JD: Absolutely. So often we see brands throwing marketing campaigns at consumers without putting much thought into the execution. When the campaign isn’t targeted or specialized for a particular demographic, it just becomes noise.
Branded merchandise can be more than 1-to-1 relationship marketing. The consumer makes a choice to wear, use or display a product based on how well the campaign is put together. Merchandise cultivates the consumer’s affinity for a brand with the right strategy and execution. You’ve got to ask, “Is it quality? Is it on-brand? Is it reaching the target audience?” It’s our job to create a seamless campaign that extends the appropriate brand messaging.
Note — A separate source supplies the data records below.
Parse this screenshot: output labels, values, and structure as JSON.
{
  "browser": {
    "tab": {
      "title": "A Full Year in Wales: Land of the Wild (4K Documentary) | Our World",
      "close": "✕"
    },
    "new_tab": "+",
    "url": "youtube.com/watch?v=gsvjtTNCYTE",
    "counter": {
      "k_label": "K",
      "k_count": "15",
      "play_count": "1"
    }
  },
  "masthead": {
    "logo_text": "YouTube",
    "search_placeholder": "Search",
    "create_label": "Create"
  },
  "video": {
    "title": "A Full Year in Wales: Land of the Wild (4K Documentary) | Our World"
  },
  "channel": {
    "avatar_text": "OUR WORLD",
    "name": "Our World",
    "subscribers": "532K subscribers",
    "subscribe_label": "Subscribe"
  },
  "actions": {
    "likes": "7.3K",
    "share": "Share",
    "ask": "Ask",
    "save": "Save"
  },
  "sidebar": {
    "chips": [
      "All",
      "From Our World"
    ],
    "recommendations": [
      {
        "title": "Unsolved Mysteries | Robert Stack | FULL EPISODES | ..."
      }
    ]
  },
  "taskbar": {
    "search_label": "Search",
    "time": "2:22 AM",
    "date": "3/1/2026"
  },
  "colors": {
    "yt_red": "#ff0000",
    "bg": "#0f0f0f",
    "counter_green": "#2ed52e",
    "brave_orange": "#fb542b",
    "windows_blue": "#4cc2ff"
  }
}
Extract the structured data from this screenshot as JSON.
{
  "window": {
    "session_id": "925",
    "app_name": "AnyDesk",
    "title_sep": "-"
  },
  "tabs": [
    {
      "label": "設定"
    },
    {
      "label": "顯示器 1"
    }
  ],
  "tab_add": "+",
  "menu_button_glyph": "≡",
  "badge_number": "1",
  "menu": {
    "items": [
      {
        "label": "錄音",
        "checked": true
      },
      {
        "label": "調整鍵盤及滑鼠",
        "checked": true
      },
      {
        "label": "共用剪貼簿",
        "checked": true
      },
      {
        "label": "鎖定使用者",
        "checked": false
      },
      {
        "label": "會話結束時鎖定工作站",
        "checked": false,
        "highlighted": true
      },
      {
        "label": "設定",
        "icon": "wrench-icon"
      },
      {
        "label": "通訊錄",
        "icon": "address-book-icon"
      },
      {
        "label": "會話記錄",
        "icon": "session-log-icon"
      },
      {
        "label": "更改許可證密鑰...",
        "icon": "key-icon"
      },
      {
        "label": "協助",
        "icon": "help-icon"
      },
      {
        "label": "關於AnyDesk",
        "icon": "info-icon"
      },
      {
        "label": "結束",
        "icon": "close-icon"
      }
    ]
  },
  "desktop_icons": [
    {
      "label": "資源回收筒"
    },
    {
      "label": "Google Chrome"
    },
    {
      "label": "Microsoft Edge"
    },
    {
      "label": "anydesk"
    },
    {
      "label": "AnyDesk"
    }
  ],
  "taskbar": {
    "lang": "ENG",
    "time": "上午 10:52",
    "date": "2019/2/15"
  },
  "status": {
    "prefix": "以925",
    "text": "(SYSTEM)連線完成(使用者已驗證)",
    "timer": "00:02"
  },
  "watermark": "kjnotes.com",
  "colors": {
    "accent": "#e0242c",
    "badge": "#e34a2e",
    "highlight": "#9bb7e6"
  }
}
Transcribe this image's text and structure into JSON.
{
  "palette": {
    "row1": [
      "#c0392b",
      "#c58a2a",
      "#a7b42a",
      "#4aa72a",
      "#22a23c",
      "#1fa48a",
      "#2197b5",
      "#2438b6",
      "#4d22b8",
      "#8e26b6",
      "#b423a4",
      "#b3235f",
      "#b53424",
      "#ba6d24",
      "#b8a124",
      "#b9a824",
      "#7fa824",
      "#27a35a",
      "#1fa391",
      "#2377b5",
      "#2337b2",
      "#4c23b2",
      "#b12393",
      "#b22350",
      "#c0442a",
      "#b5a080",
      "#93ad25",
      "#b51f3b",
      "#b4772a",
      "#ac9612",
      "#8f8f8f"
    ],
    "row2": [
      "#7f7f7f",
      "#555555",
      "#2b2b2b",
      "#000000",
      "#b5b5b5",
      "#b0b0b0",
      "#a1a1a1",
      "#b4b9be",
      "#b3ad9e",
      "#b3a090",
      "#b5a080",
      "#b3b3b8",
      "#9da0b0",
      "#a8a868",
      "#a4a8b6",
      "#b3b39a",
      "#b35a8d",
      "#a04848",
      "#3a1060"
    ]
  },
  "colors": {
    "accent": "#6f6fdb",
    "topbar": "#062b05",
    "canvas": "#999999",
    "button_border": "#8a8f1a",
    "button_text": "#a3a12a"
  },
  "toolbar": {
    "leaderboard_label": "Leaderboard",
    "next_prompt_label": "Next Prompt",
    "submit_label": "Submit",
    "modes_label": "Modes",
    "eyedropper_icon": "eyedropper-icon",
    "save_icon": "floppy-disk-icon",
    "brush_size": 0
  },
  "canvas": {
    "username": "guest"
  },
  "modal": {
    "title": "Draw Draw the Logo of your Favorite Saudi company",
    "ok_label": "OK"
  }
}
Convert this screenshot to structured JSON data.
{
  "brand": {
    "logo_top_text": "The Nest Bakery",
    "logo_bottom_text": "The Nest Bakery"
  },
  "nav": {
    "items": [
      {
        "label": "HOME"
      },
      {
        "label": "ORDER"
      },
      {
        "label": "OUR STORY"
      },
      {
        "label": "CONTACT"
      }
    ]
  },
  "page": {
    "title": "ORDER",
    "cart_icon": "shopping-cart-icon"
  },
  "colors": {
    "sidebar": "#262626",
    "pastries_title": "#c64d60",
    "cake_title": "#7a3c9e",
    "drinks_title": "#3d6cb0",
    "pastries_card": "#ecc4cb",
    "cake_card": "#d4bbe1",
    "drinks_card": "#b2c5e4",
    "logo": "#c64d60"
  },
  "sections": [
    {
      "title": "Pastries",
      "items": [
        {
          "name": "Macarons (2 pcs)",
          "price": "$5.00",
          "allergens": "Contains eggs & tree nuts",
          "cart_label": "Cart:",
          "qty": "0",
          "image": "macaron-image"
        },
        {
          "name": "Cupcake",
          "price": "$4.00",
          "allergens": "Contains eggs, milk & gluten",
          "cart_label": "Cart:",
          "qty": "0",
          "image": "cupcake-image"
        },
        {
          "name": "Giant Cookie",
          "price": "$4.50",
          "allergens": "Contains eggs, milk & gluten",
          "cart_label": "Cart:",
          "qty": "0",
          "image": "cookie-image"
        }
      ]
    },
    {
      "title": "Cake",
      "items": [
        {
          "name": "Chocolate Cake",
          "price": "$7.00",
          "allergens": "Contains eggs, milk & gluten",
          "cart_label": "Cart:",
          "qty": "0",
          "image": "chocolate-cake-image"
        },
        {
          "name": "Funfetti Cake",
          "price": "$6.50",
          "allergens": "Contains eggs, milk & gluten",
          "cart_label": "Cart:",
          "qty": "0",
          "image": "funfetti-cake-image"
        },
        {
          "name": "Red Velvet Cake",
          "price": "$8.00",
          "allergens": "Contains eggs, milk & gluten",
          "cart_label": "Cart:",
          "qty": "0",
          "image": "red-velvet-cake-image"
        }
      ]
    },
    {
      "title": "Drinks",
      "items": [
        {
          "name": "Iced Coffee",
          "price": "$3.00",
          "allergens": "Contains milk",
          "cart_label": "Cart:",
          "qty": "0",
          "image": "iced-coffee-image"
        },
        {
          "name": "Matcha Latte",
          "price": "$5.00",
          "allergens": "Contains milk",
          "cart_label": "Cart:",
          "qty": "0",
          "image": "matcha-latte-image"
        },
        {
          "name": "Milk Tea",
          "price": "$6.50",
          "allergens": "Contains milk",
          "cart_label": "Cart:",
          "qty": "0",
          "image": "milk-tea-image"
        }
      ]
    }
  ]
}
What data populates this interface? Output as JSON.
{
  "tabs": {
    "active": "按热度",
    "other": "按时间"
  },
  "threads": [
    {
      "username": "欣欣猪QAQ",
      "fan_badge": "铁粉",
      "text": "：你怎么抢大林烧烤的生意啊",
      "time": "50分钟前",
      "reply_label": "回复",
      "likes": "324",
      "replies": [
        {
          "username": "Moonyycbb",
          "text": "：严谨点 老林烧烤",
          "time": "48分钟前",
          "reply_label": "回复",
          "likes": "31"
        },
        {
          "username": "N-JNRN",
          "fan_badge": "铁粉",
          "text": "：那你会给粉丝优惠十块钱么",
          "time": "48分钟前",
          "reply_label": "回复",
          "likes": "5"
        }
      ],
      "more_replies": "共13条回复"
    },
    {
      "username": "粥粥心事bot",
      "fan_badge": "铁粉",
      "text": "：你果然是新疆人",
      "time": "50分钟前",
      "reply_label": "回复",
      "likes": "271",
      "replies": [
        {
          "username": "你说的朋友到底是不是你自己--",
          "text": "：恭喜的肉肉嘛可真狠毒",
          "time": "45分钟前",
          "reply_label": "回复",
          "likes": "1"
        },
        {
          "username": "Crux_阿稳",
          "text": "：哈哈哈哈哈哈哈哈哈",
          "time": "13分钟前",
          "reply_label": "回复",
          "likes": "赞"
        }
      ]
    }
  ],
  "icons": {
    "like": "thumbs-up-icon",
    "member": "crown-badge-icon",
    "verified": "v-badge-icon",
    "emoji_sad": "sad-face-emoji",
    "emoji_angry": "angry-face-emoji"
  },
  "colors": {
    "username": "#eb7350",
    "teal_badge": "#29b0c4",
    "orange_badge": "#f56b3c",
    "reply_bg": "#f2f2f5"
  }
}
SO: Does branded merchandising still play as big a role as it once did given the digital age we now live in?
JD: When you think of branded merchandise, what immediately comes to mind? Take Nike. Every day you see people walking around wearing a piece of apparel with a Swoosh. And that’s a form of branded merchandise.
We have worked with Fortune 500 enterprises for nearly 30 years and show no signs of slowing down. Unlike perishable media, like print, radio and TV, branded merchandise has the ability to live on in the lives of consumers for decades. Walk into a teenager’s bedroom and you’ll see branded merchandise adorning the walls. We want to help brands own the bedroom, office, home, car and consumer lifestyle.
The digital age has presented a lot of new and interesting opportunities for our agency. Cultural experiences and virality are more prevalent than ever and we’re seeing brands wanting to extend their digital campaigns with tangible merchandise. Nostalgia is one of the most powerful emotional connections that consumers can have to a brand, and being connected to those special moments in popular culture freezes time for them.
So not only does it still play as big a role as it once did, but branded merchandise is more important than ever to differentiate a brand. The value of dozens of social posts and interactions doesn’t compare to the affinity even one piece of merchandise can develop. Put together, they’re a potent marketing strategy.
SO: Is branded merchandising something that is applicable to any industry, or are there some that it may not be the best fit for?
A: From Bank of America to Caterpillar to Major League Baseball and the NFL, we deliver branded merchandise for the world’s most recognizable brands. It’s not about the right or wrong industry, it’s about the right or wrong plan. Campaigns with a merchandise element take many different shapes to reach a company’s consumer, employee and B2B markets. It could be a gift with purchase or in-pack promotion in the grocery aisle, an employee uniform or logowear program, an e-store with hundreds of SKUs or custom seat cushions on every stadium seat at the Super Bowl. Merchandise lets people touch, interact and own a brand in a way no other marketing permits.
SO: What are some of the more offbeat types of branded merchandise you & your agency have worked on?
A: In the sports world, BDA has become known as the bobblehead experts. We produce about 2 million a year, and we’re always looking to incorporate new poses and techniques to capture each player’s personality. We helped the Seattle Mariners pull off the first-ever Beard Hat Night. The knit beanie and beard combo was a hit with fans who tweeted pictures using the #beardme hashtag.
Perhaps our most ambitious undertaking to date was a “Built Ford Tough” all-terrain vehicle, designed as a companion piece to the Ford F-150. We spent over a year developing the ATV, which debuted at the Woodward Dream Cruise in Detroit.
*This post originally appeared on Forbes.com.
Steve Olenski was named one of the Top 100 Influencers In Social Media (#41) by Social Technology Review and a Top 50 Social Media Blogger by Kred. Steve is a senior creative content strategist at Responsys, a leading marketing cloud software and services company. He is a also a member of the Editorial Board for the Journal of Digital & Social Media Marketing and co-author of the book “StumbleUpon For Dummies.” He can be reached via LinkedIn, Google+, Twitter @steveolenski or at the nearest coffee shop.